The projects were part of the BCCA’s Better Burnett catchment recovery pilot and involved financial assistance in the implementation of sustainable grazing practices such as the installation of additional fencing and watering points to improve pasture utilisation and management.
The landholders particularly enjoyed the interactive session where they were presented with a hypothetical property determined by collating and averaging landtype, paddock and water information of the properties involved in the pilot, and were asked to determine what they believed the “average” Cadarga Creek landholder did do with the funding.
All the landholders spent their fictional money very wisely and similarly to how the real funding was utilised, investing in additional watering points, fencing to allow paddock resting and rotation and fencing of erosive country.
Sean Ryan and Ken Matthews of Private Forestry Southern Queensland (PFSQ) were guest presenters at the update session gauging interest from landholders in establishing partnerships between all important stakeholders in the native forest management industry, including millers, natural resource management groups and the government, and were delighted by the keen interest they received.

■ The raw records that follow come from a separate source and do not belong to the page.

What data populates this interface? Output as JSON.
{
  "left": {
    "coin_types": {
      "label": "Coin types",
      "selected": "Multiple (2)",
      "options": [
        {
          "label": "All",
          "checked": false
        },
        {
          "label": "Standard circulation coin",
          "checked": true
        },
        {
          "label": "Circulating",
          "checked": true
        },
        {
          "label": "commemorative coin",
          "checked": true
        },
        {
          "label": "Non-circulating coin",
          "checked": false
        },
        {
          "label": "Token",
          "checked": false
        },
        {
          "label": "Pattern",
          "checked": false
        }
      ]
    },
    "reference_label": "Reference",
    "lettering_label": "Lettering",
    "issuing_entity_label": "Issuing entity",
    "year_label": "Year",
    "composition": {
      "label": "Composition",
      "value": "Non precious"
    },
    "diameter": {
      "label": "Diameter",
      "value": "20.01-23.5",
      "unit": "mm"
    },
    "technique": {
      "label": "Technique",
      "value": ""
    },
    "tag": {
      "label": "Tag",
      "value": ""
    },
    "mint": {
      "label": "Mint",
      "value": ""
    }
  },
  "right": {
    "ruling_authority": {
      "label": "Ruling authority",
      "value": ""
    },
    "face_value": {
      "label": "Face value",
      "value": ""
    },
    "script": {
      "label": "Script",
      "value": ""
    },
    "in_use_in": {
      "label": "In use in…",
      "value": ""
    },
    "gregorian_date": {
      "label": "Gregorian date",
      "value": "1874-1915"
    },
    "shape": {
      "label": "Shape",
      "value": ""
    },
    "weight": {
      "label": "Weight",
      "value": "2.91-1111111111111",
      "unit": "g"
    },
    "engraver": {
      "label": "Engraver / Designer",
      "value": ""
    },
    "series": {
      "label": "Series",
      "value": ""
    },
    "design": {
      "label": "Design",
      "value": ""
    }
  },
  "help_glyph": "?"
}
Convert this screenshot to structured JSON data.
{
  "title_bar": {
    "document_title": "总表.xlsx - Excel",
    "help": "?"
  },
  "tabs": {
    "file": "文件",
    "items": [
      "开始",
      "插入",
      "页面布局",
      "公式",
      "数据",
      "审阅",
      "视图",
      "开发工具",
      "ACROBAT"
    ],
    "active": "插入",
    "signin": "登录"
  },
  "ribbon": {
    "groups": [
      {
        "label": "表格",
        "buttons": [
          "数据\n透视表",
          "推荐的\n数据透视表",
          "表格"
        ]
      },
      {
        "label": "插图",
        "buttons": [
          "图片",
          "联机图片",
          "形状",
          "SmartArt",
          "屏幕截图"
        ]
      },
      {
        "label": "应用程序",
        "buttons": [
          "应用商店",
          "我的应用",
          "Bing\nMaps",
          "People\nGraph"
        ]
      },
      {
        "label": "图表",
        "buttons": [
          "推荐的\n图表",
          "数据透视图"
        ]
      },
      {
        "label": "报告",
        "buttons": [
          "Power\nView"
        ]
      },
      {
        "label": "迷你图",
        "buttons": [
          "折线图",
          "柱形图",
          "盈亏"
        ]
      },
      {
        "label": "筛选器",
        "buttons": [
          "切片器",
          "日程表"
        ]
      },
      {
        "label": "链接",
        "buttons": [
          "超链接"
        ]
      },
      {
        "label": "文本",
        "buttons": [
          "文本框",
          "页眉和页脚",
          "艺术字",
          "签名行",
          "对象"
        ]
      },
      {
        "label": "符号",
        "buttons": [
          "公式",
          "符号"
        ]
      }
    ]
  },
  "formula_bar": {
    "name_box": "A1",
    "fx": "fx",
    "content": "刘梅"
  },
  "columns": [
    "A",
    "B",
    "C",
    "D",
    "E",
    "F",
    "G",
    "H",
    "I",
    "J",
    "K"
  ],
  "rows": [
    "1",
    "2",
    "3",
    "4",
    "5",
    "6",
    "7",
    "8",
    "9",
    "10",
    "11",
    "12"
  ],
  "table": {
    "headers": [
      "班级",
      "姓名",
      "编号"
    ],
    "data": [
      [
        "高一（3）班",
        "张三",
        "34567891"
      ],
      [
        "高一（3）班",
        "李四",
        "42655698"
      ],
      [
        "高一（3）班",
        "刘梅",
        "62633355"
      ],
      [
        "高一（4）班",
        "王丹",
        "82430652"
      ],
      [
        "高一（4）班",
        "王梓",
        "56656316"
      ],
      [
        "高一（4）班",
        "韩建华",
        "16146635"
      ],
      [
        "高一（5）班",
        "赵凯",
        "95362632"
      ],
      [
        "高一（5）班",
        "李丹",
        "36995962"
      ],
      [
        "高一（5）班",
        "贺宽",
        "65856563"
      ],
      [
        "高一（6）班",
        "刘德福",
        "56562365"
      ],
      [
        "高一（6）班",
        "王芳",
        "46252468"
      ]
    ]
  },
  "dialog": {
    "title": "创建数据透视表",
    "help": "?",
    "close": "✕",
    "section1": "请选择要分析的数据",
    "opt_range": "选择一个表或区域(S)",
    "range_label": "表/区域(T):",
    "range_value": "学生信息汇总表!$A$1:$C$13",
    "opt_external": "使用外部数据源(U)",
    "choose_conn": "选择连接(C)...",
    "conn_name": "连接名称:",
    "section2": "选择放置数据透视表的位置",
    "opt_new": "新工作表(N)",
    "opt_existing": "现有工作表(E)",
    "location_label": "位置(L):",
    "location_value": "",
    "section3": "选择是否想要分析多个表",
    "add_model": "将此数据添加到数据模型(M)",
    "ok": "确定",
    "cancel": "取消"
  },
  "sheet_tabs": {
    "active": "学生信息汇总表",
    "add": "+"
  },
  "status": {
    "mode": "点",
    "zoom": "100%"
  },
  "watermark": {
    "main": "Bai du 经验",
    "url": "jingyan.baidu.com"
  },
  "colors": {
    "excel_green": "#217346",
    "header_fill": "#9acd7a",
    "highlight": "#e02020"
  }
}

Overall, both the landholders and the Better Burnett team feel the on ground projects have been progressing well, despite the dry and now wet weather delaying landholders and contractors getting on the paddock.
Picture: Crowd at Monogorilby Hall for Better Burnett Update Session